The Accident (Part Two)
For two days, I prayed heavily for Eddie to be okay and make it through his next surgery. Before he went in, my dad rolled me in my wheelchair to Eddie’s room. I was overwhelmed when I looked at him. Tubes were everywhere, a ventilator was keeping him breathing, and he had so many cuts on his face. I hadn’t noticed them when we were in the car, but it looked like the doctor stitched him up nicely. I held his hand for a while, and our parents gave us a few minutes alone.
I whispered to Eddie, “I love you, and you are going to make it through this because I need you.”
When our parents came back into the room, a doctor and his team followed. They were getting ready to bring him into surgery. All I could do now was pray and have faith that Eddie would be okay. I gave him a quick kiss on his hand, and they took him out. Dad brought me back to my room and helped me into the bed. The nurses had shown him everything he had to do to help me, and he had been amazing these past few days in adjusting to this new lifestyle. I was bummed about my legs, and it was hard to do even the simplest task without them or the use of my arm. I decided I’d pass the time by reading a book, and dad took a little nap.
Eight hours later the doctors came into the room. Dad must’ve heard them because he woke up and was ready to hear whatever they had to say.
“Hello Maria, Mr. Henderson. Eddie’s mom told me I could give you an update. He is out of surgery and doing much better now. He is awake, but he may be a little out of it for a bit today. He should regain full brain function now that the swelling in his brain from the accident has gone down. Most of his injuries were internal and were fixed between the two surgeries. You guys can go in and see him; he’s been out of surgery for almost two hours now.”
“Thank you, doctor,” my dad responded, shaking the doctor’s hand.
I was elated. He was okay! I was even more excited to go see him again now that he was awake. Dad wasted no time after the doctor left and helped me into my wheelchair and rolled me back to Eddie’s room. When we got there, his eyes were open, and he was just looking around. When he saw me, he smiled.
“Eddie!” I said excitedly. I was crying now — tears of joy that my best friend was okay.
“Maria!” He said groggily, “You’re okay!”
“I’m okay,” I smiled. “How are you?”
“I guess I am good now, thanks to these doctors.

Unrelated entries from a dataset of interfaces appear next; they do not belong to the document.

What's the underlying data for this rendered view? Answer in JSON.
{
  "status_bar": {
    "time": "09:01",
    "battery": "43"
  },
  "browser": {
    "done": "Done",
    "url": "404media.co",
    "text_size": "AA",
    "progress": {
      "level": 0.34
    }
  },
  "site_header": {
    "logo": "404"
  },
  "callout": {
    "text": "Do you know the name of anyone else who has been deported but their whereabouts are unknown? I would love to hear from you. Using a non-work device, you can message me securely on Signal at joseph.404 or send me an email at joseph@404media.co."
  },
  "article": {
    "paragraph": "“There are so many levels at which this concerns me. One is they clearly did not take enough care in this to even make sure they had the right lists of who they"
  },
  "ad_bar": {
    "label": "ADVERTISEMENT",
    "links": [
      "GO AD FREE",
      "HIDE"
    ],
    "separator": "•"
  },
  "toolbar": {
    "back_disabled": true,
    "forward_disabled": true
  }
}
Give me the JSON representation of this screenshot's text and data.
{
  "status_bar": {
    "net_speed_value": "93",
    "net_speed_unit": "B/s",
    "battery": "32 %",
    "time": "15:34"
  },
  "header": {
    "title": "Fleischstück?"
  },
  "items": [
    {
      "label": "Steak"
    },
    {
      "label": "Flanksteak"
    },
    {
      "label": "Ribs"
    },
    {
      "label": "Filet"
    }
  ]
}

And now that I got to see you, I am even better.”
Our parents sat next to each other and talked while Eddie and I caught up.
He was a little out of it, as the doctor had mentioned, but he really seemed okay. He told me the doctors would set him free from the hospital in about a week. I would be going home in three days. We both had a lot of follow-up appointments to make with different specialists. This accident was life-altering, and I had a feeling that the loss of my legs would hit me hard eventually, but right now I was just thankful that we were alive.
* * *
Eddie and I have been dating since the accident and have moved in together in an apartment complex not too far from either of our parents. I have adjusted to life in a wheelchair. Physical therapy and rehab have been tough on my body and mind, but we are getting through it. Eddie has some issues with pain in his back and neck, but overall, he is doing much better. He has been a great support in this process, and our parents were elated to hear that we were dating “finally,” as they both said.
We’ve been taking the transport van everywhere since the accident as they have room for me and my wheelchair. My dad is working on getting a van that is adapted for a wheelchair. I’ve been working for a doctor’s office as a receptionist, dipping my feet into the water of the medical field. Eddie keeps pushing for me to go to med school, but I am just not sure I am ready for such a big change yet. He has gone back to work at the computer shop, and everyone seems excited for him to be back.
This accident has been a learning experience for us. We learned that we had such love for each other and created a relationship. We have learned to adapt to our new lives with pain and disability, and we have learned to grow stronger in our faith and trust that God has a plan. But what challenges do we face in the future? When I got a call that Eddie had been sent to the ER from work due to memory and speech issues, I knew the challenges were growing.